Though the acquisition of Temba seems logical, improvement in order flows will be keenly watched.
Bharati Shipyard has acquired a 51 per cent stake in the South India-based Tebma Shipyard (Tebma) for a price of Rs 75.75 crore through a fresh issue of capital at a price of Rs 19.20 a share (face value of Rs 10).
The company already has six major shipyards at Malpe in Karnataka and Cochin in Kerala, and will further get access to three modern and readymade shipyards of Tebma in Kerala, Karnataka and Tamil Nadu, which are capable of manufacturing tugs, dredgers and offshore E&P vessels.
While the acquisition adds to Bharati’s capacities, it will also put pressure on its already-stretched balance sheet. The gross debt stands at Rs 420 crore and the net debt at Rs 335 crore pre-acquisition, according to Prabhudas Liladher reports. The September quarter earnings too had suffered as interest costs at Rs 63.4 crore matched the operating profits of Rs 63.1 crore. The net profit was salvaged by a subsidy booking of Rs 48 crore, which pushed the bottom line to Rs 29.2 crore (down 10.5 per cent y-o-y). Accumulated losses on the books now stand at Rs 188 crore. Tebma had undergone debt restructuring recently, which helped it receive a moratorium on the interest and principal on a large part of its loans till the end of FY12.
The order flow too has been sluggish till now, but is expected to improve. Given the current order book of Rs 5,000 crore, analysts estimate the FY11E revenue growth to remain slightly subdued. Estimated revenues at Rs 1,502 crore are expected to grow 18.8 per cent compared to 35.2 per cent in FY10, while the net profit is pegged at Rs 102.6 crore.

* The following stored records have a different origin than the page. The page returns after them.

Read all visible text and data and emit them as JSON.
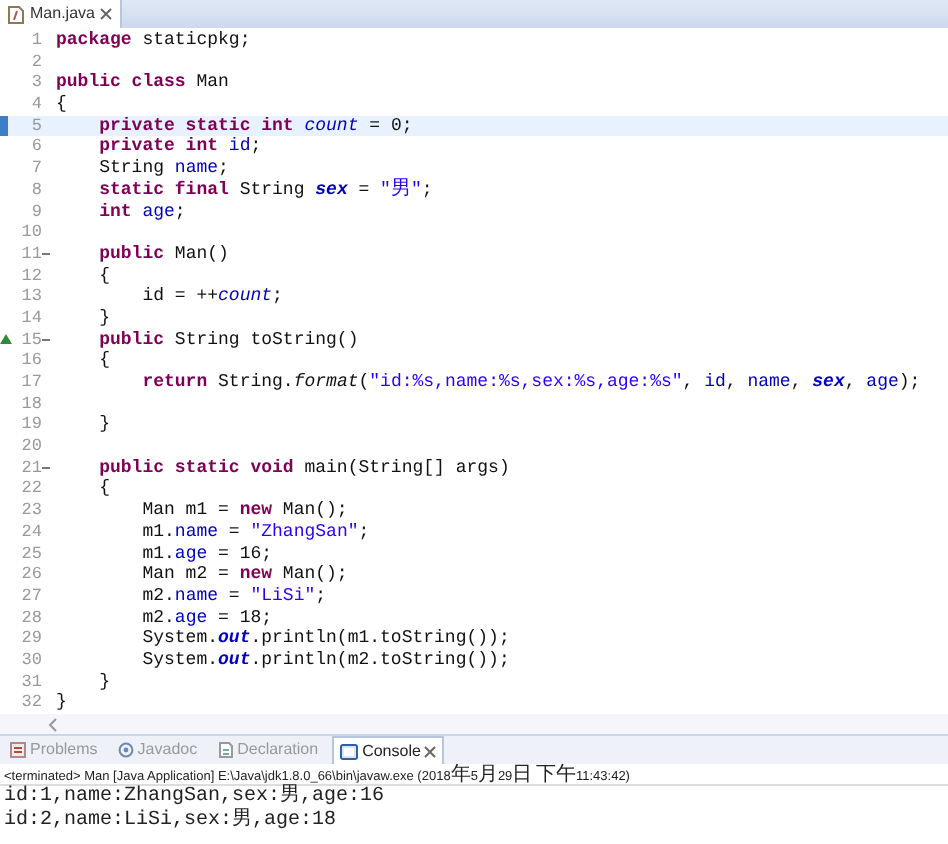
{
  "editor_tab": {
    "title": "Man.java",
    "selected": true
  },
  "lines": [
    {
      "number": "1",
      "current": false,
      "fold": false,
      "override": false,
      "tokens": [
        {
          "kind": "kw",
          "text": "package"
        },
        {
          "kind": "plain",
          "text": " staticpkg;"
        }
      ]
    },
    {
      "number": "2",
      "current": false,
      "fold": false,
      "override": false
    },
    {
      "number": "3",
      "current": false,
      "fold": false,
      "override": false,
      "tokens": [
        {
          "kind": "kw",
          "text": "public class"
        },
        {
          "kind": "plain",
          "text": " Man"
        }
      ]
    },
    {
      "number": "4",
      "current": false,
      "fold": false,
      "override": false,
      "tokens": [
        {
          "kind": "plain",
          "text": "{"
        }
      ]
    },
    {
      "number": "5",
      "current": true,
      "fold": false,
      "override": false,
      "tokens": [
        {
          "kind": "kw",
          "text": "    private static int "
        },
        {
          "kind": "sfield",
          "text": "count"
        },
        {
          "kind": "plain",
          "text": " = 0;"
        }
      ]
    },
    {
      "number": "6",
      "current": false,
      "fold": false,
      "override": false,
      "tokens": [
        {
          "kind": "kw",
          "text": "    private int "
        },
        {
          "kind": "field",
          "text": "id"
        },
        {
          "kind": "plain",
          "text": ";"
        }
      ]
    },
    {
      "number": "7",
      "current": false,
      "fold": false,
      "override": false,
      "tokens": [
        {
          "kind": "plain",
          "text": "    String "
        },
        {
          "kind": "field",
          "text": "name"
        },
        {
          "kind": "plain",
          "text": ";"
        }
      ]
    },
    {
      "number": "8",
      "current": false,
      "fold": false,
      "override": false,
      "tokens": [
        {
          "kind": "kw",
          "text": "    static final"
        },
        {
          "kind": "plain",
          "text": " String "
        },
        {
          "kind": "sfinal",
          "text": "sex"
        },
        {
          "kind": "plain",
          "text": " = "
        },
        {
          "kind": "str",
          "text": "\"男\""
        },
        {
          "kind": "plain",
          "text": ";"
        }
      ]
    },
    {
      "number": "9",
      "current": false,
      "fold": false,
      "override": false,
      "tokens": [
        {
          "kind": "kw",
          "text": "    int "
        },
        {
          "kind": "field",
          "text": "age"
        },
        {
          "kind": "plain",
          "text": ";"
        }
      ]
    },
    {
      "number": "10",
      "current": false,
      "fold": false,
      "override": false
    },
    {
      "number": "11",
      "current": false,
      "fold": true,
      "override": false,
      "tokens": [
        {
          "kind": "kw",
          "text": "    public"
        },
        {
          "kind": "plain",
          "text": " Man()"
        }
      ]
    },
    {
      "number": "12",
      "current": false,
      "fold": false,
      "override": false,
      "tokens": [
        {
          "kind": "plain",
          "text": "    {"
        }
      ]
    },
    {
      "number": "13",
      "current": false,
      "fold": false,
      "override": false,
      "tokens": [
        {
          "kind": "plain",
          "text": "        id = ++"
        },
        {
          "kind": "sfield",
          "text": "count"
        },
        {
          "kind": "plain",
          "text": ";"
        }
      ]
    },
    {
      "number": "14",
      "current": false,
      "fold": false,
      "override": false,
      "tokens": [
        {
          "kind": "plain",
          "text": "    }"
        }
      ]
    },
    {
      "number": "15",
      "current": false,
      "fold": true,
      "override": true,
      "tokens": [
        {
          "kind": "kw",
          "text": "    public"
        },
        {
          "kind": "plain",
          "text": " String toString()"
        }
      ]
    },
    {
      "number": "16",
      "current": false,
      "fold": false,
      "override": false,
      "tokens": [
        {
          "kind": "plain",
          "text": "    {"
        }
      ]
    },
    {
      "number": "17",
      "current": false,
      "fold": false,
      "override": false,
      "tokens": [
        {
          "kind": "kw",
          "text": "        return"
        },
        {
          "kind": "plain",
          "text": " String."
        },
        {
          "kind": "smethod",
          "text": "format"
        },
        {
          "kind": "plain",
          "text": "("
        },
        {
          "kind": "str",
          "text": "\"id:%s,name:%s,sex:%s,age:%s\""
        },
        {
          "kind": "plain",
          "text": ", "
        },
        {
          "kind": "field",
          "text": "id"
        },
        {
          "kind": "plain",
          "text": ", "
        },
        {
          "kind": "field",
          "text": "name"
        },
        {
          "kind": "plain",
          "text": ", "
        },
        {
          "kind": "sfinal",
          "text": "sex"
        },
        {
          "kind": "plain",
          "text": ", "
        },
        {
          "kind": "field",
          "text": "age"
        },
        {
          "kind": "plain",
          "text": ");"
        }
      ]
    },
    {
      "number": "18",
      "current": false,
      "fold": false,
      "override": false
    },
    {
      "number": "19",
      "current": false,
      "fold": false,
      "override": false,
      "tokens": [
        {
          "kind": "plain",
          "text": "    }"
        }
      ]
    },
    {
      "number": "20",
      "current": false,
      "fold": false,
      "override": false
    },
    {
      "number": "21",
      "current": false,
      "fold": true,
      "override": false,
      "tokens": [
        {
          "kind": "kw",
          "text": "    public static void"
        },
        {
          "kind": "plain",
          "text": " main(String[] args)"
        }
      ]
    },
    {
      "number": "22",
      "current": false,
      "fold": false,
      "override": false,
      "tokens": [
        {
          "kind": "plain",
          "text": "    {"
        }
      ]
    },
    {
      "number": "23",
      "current": false,
      "fold": false,
      "override": false,
      "tokens": [
        {
          "kind": "plain",
          "text": "        Man m1 = "
        },
        {
          "kind": "kw",
          "text": "new"
        },
        {
          "kind": "plain",
          "text": " Man();"
        }
      ]
    },
    {
      "number": "24",
      "current": false,
      "fold": false,
      "override": false,
      "tokens": [
        {
          "kind": "plain",
          "text": "        m1."
        },
        {
          "kind": "field",
          "text": "name"
        },
        {
          "kind": "plain",
          "text": " = "
        },
        {
          "kind": "str",
          "text": "\"ZhangSan\""
        },
        {
          "kind": "plain",
          "text": ";"
        }
      ]
    },
    {
      "number": "25",
      "current": false,
      "fold": false,
      "override": false,
      "tokens": [
        {
          "kind": "plain",
          "text": "        m1."
        },
        {
          "kind": "field",
          "text": "age"
        },
        {
          "kind": "plain",
          "text": " = 16;"
        }
      ]
    },
    {
      "number": "26",
      "current": false,
      "fold": false,
      "override": false,
      "tokens": [
        {
          "kind": "plain",
          "text": "        Man m2 = "
        },
        {
          "kind": "kw",
          "text": "new"
        },
        {
          "kind": "plain",
          "text": " Man();"
        }
      ]
    },
    {
      "number": "27",
      "current": false,
      "fold": false,
      "override": false,
      "tokens": [
        {
          "kind": "plain",
          "text": "        m2."
        },
        {
          "kind": "field",
          "text": "name"
        },
        {
          "kind": "plain",
          "text": " = "
        },
        {
          "kind": "str",
          "text": "\"LiSi\""
        },
        {
          "kind": "plain",
          "text": ";"
        }
      ]
    },
    {
      "number": "28",
      "current": false,
      "fold": false,
      "override": false,
      "tokens": [
        {
          "kind": "plain",
          "text": "        m2."
        },
        {
          "kind": "field",
          "text": "age"
        },
        {
          "kind": "plain",
          "text": " = 18;"
        }
      ]
    },
    {
      "number": "29",
      "current": false,
      "fold": false,
      "override": false,
      "tokens": [
        {
          "kind": "plain",
          "text": "        System."
        },
        {
          "kind": "sfinal",
          "text": "out"
        },
        {
          "kind": "plain",
          "text": ".println(m1.toString());"
        }
      ]
    },
    {
      "number": "30",
      "current": false,
      "fold": false,
      "override": false,
      "tokens": [
        {
          "kind": "plain",
          "text": "        System."
        },
        {
          "kind": "sfinal",
          "text": "out"
        },
        {
          "kind": "plain",
          "text": ".println(m2.toString());"
        }
      ]
    },
    {
      "number": "31",
      "current": false,
      "fold": false,
      "override": false,
      "tokens": [
        {
          "kind": "plain",
          "text": "    }"
        }
      ]
    },
    {
      "number": "32",
      "current": false,
      "fold": false,
      "override": false,
      "tokens": [
        {
          "kind": "plain",
          "text": "}"
        }
      ]
    }
  ],
  "view_tabs": [
    {
      "kind": "problems",
      "label": "Problems",
      "selected": false
    },
    {
      "kind": "javadoc",
      "label": "Javadoc",
      "selected": false
    },
    {
      "kind": "declaration",
      "label": "Declaration",
      "selected": false
    },
    {
      "kind": "console",
      "label": "Console",
      "selected": true
    }
  ],
  "console": {
    "status": "<terminated> Man [Java Application] E:\\Java\\jdk1.8.0_66\\bin\\javaw.exe (2018年5月29日 下午11:43:42)",
    "output": [
      "id:1,name:ZhangSan,sex:男,age:16",
      "id:2,name:LiSi,sex:男,age:18"
    ]
  }
}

However, the acquisition seems attractive on valuation parameters. Prabhdas Lilladher Research values the acquisition at EV/Ebidta of 4xFY12E and PER of 2 to 3 times the FY12E earnings. While the debt-equity ratio may now swell to 3.2:1, with improvement in order flows, the acquisition will be quite fruitful for the company.
Inability to pass on cost increases led to lower-than-expected profits